Could you return each line of the material that has "chevron" in it?

- Opening Delimiter -

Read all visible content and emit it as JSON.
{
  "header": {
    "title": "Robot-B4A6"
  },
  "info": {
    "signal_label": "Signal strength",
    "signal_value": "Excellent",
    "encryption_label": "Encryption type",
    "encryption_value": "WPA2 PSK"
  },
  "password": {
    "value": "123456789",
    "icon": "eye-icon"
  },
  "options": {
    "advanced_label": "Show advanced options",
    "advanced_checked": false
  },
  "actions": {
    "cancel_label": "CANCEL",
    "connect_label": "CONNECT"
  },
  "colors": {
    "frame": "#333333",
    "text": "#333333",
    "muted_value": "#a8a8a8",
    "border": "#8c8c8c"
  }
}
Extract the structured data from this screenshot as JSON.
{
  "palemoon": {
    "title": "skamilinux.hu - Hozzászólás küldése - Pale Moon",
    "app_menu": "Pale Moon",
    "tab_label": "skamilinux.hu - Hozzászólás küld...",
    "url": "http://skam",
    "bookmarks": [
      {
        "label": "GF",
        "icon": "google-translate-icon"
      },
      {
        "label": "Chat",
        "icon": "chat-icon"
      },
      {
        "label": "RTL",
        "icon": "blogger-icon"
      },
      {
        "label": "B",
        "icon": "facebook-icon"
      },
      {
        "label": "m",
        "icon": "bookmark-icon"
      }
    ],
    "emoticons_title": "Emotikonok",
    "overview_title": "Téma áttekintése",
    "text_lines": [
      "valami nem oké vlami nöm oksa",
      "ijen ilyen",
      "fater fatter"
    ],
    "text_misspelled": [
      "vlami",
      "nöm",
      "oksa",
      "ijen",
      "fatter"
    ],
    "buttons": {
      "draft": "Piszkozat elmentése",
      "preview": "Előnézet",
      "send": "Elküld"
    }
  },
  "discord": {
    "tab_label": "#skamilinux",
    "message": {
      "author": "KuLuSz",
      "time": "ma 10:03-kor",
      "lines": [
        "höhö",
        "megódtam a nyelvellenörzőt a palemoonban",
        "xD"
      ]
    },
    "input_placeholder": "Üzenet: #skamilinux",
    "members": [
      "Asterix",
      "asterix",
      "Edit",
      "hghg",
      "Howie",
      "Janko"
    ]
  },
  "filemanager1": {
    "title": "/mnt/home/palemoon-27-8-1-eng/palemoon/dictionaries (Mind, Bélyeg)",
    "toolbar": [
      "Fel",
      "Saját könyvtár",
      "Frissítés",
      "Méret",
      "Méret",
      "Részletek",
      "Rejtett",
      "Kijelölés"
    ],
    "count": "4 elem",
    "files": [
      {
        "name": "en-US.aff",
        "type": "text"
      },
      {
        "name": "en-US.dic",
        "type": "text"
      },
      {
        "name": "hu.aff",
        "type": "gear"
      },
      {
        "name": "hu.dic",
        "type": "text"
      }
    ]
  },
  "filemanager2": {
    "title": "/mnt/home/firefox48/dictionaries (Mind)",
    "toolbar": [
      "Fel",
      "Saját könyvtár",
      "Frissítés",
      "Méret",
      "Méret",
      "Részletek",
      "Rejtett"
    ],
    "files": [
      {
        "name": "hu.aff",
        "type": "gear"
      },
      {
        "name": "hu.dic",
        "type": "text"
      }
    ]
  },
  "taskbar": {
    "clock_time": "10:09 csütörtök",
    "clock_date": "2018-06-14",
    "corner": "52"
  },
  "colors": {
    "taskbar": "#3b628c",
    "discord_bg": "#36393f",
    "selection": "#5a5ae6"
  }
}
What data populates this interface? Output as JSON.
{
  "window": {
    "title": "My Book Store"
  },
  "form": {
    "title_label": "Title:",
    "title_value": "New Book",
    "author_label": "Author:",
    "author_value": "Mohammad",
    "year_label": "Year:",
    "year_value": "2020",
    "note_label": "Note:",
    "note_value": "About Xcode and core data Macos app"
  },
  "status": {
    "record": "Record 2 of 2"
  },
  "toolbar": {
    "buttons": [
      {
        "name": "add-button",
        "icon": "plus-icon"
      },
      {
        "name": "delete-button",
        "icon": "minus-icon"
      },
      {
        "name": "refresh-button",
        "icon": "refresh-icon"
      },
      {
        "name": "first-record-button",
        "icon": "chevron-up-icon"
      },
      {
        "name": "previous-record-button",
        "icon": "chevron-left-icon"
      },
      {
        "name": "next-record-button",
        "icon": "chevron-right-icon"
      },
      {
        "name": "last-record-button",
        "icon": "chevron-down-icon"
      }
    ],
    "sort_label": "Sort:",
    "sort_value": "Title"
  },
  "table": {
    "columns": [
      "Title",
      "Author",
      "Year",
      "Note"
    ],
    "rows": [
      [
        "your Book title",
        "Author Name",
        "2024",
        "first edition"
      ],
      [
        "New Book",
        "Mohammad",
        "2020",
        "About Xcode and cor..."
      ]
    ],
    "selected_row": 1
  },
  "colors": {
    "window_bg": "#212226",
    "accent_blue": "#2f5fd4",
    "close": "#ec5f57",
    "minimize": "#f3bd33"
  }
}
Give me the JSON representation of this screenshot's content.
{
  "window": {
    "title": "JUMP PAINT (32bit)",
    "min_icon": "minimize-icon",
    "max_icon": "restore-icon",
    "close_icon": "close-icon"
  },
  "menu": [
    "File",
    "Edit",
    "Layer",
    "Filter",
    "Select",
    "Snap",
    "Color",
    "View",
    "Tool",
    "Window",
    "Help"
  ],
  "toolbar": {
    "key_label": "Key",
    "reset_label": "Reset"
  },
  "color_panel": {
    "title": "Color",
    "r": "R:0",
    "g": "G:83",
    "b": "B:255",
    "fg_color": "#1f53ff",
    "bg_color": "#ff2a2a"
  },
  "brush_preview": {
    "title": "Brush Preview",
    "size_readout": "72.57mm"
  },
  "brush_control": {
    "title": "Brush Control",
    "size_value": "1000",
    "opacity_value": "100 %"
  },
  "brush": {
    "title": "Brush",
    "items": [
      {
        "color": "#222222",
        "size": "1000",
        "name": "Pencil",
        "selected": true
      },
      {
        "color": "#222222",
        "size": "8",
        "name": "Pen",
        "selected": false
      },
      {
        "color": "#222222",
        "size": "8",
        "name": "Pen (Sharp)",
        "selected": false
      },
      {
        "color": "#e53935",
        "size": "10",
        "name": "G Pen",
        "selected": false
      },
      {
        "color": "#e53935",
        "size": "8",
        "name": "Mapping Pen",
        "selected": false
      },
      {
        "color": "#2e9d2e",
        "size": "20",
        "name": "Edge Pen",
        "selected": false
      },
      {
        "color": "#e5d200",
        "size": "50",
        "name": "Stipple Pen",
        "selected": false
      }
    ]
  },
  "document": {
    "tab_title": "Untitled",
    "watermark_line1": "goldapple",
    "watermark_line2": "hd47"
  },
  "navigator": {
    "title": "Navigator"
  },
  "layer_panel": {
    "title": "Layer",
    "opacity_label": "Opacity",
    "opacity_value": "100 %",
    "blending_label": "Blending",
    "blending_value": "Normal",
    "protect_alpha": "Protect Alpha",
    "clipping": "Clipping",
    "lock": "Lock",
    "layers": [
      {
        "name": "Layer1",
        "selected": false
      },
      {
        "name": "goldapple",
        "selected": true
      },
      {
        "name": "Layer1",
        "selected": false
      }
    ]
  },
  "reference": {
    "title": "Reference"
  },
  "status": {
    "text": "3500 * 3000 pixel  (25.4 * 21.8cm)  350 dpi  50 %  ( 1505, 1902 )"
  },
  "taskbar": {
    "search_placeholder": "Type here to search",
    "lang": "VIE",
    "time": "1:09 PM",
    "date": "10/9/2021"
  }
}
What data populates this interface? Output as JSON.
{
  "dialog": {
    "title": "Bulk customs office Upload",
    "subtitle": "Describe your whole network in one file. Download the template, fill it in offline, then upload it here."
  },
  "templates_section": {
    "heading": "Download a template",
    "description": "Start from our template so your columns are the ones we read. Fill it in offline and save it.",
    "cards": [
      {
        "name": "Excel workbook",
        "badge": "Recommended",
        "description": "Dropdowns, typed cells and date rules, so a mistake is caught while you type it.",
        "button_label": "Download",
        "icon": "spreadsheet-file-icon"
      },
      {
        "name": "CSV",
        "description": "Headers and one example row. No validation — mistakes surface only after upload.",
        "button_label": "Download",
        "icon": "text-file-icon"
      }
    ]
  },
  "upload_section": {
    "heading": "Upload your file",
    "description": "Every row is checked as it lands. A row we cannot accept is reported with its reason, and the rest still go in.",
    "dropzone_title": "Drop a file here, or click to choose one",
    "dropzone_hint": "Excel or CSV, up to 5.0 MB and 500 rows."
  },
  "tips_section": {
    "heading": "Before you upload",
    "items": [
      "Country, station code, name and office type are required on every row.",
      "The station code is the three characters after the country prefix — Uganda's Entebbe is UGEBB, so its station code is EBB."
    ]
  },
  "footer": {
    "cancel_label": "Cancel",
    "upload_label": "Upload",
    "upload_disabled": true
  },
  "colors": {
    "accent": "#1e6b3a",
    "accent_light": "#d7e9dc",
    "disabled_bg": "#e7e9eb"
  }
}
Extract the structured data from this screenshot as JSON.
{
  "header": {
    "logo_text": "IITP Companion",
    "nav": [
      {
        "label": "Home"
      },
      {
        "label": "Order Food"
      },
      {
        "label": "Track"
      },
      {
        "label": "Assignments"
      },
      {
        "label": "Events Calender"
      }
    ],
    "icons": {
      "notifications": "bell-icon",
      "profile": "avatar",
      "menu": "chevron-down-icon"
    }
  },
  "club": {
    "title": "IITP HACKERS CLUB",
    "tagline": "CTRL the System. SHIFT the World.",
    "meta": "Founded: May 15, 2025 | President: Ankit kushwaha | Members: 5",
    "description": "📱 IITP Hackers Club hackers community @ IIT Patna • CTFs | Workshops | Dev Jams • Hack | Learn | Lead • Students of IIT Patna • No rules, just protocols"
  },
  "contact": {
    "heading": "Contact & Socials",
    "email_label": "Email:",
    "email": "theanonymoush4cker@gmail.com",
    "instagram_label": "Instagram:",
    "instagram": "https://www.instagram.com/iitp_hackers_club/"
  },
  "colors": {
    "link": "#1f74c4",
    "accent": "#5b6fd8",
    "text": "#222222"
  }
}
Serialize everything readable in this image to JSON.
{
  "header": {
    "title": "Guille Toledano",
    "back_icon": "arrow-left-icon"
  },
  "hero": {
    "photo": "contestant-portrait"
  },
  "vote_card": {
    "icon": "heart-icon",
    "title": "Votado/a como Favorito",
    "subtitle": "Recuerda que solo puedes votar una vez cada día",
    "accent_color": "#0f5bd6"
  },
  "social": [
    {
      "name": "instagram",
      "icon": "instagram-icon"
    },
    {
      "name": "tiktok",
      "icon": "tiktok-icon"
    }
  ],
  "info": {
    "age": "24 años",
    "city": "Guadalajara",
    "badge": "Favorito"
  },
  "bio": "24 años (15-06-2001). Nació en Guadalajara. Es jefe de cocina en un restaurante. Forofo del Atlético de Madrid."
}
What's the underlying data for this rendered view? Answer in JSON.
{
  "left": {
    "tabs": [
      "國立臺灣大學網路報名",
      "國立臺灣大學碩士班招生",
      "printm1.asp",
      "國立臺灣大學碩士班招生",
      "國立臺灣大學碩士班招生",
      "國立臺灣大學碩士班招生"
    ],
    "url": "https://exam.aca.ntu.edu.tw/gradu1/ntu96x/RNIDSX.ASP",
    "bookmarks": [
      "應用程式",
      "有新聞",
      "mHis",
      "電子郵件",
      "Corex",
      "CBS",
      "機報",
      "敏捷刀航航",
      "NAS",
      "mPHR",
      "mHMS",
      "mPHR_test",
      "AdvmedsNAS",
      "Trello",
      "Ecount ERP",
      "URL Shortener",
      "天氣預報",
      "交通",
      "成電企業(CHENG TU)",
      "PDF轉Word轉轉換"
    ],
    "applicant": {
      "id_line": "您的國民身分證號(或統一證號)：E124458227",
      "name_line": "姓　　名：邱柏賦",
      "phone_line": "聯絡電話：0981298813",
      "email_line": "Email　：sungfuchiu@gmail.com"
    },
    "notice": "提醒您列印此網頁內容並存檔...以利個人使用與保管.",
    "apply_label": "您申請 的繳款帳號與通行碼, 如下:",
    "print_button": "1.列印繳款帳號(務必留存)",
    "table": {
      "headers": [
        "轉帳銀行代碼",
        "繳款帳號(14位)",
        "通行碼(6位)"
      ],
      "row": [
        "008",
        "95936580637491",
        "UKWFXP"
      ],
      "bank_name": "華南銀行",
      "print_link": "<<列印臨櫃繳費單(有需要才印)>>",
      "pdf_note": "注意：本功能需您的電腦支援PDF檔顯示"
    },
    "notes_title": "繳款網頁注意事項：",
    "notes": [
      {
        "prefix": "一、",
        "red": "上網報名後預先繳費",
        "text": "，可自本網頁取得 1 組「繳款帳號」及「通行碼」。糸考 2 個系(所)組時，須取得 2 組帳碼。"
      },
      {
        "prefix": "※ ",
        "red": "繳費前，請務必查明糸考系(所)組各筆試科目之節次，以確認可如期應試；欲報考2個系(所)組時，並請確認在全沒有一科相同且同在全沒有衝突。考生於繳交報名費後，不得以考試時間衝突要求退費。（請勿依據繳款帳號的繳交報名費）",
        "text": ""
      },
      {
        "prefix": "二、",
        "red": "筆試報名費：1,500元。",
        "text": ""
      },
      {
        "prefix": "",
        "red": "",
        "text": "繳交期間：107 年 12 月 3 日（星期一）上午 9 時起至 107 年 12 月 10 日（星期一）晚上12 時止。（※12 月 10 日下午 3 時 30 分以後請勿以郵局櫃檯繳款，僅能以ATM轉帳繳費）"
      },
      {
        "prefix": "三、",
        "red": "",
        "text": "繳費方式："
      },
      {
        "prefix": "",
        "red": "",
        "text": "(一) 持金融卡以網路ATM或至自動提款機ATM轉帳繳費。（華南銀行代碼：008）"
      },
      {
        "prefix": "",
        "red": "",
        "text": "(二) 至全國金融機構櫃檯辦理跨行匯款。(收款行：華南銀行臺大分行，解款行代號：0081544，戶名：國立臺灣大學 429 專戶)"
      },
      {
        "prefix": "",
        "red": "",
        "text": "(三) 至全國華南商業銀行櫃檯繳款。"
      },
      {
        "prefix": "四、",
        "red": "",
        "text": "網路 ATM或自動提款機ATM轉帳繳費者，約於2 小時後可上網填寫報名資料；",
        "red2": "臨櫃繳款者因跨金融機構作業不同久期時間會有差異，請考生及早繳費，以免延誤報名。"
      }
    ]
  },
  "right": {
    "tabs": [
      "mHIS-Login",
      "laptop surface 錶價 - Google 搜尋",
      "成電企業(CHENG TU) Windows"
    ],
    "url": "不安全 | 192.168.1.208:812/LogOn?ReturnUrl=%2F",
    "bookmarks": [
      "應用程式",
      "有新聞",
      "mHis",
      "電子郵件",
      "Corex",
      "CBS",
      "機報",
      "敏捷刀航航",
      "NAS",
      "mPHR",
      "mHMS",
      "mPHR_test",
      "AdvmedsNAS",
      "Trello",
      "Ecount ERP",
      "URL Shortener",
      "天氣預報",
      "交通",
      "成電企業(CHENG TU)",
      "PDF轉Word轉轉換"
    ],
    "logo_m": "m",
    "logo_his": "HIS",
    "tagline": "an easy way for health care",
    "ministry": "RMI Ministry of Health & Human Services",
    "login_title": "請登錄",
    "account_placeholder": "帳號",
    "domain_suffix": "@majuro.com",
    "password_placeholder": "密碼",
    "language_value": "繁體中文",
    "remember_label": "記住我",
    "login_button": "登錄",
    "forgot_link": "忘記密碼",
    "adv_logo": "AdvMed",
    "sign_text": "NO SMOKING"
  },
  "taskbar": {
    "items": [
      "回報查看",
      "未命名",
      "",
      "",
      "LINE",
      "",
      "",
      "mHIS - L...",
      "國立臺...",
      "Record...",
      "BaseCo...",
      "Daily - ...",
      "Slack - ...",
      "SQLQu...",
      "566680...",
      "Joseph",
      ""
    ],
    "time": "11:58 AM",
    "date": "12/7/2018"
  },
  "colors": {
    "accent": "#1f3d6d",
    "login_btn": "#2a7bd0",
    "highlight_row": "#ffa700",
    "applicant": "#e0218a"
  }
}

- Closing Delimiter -

→ YOUR RESPONSE:
        "icon": "chevron-up-icon"
        "icon": "chevron-left-icon"
        "icon": "chevron-right-icon"
        "icon": "chevron-down-icon"
      "menu": "chevron-down-icon"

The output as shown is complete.